● **Exercise**: Whenever a line in the material below includes "yogurt", copy that line.

====== Entries supplied

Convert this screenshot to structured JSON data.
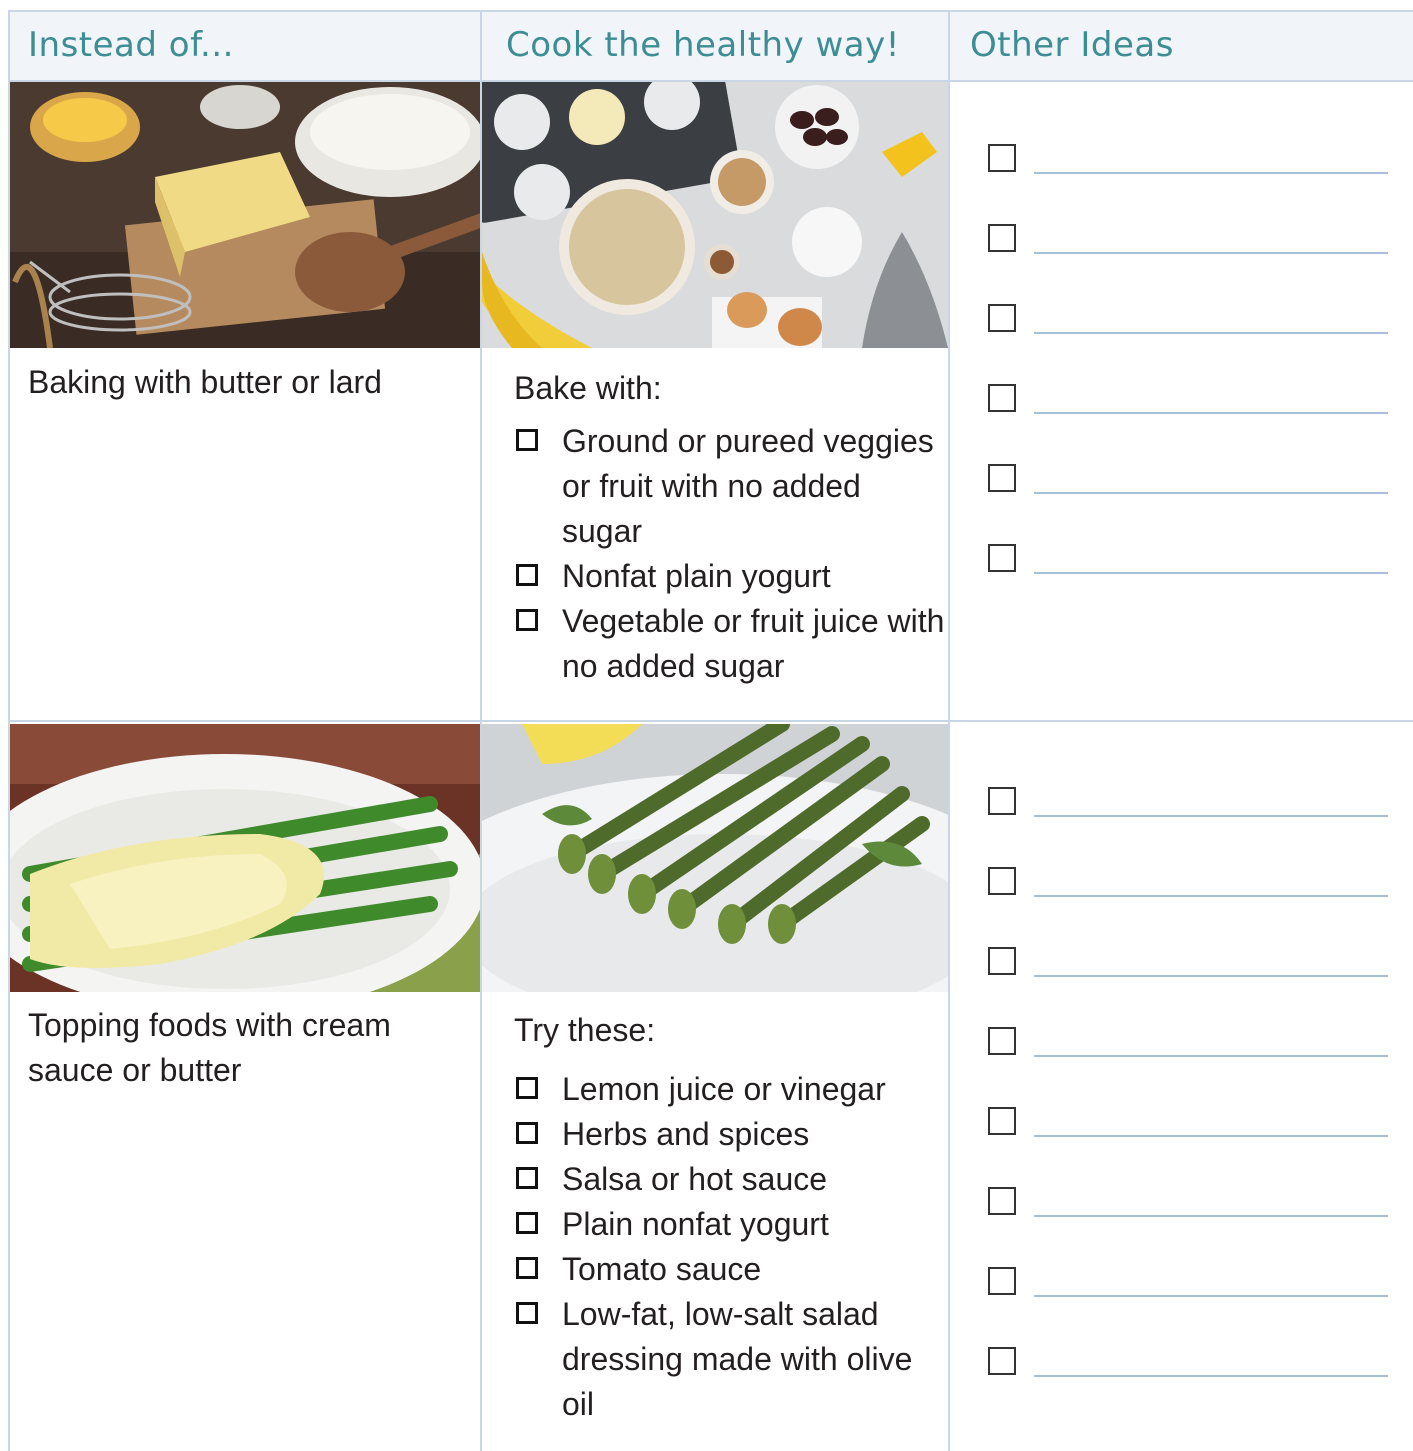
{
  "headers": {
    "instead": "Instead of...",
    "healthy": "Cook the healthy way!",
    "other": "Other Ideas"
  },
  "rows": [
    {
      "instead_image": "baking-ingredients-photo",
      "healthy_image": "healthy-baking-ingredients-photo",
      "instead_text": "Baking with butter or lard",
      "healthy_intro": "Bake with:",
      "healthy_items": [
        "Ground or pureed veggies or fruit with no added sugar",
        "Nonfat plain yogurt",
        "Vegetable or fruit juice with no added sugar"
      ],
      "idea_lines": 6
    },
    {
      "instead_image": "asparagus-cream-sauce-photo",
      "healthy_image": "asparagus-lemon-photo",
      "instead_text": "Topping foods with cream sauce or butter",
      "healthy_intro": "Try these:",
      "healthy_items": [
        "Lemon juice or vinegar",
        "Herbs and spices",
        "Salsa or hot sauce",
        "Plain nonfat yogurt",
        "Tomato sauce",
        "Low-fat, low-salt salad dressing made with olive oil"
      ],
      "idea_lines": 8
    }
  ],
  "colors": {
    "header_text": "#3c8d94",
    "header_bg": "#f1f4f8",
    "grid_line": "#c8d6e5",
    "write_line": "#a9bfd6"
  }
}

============

● **Your response**:
        "Nonfat plain yogurt",
        "Plain nonfat yogurt",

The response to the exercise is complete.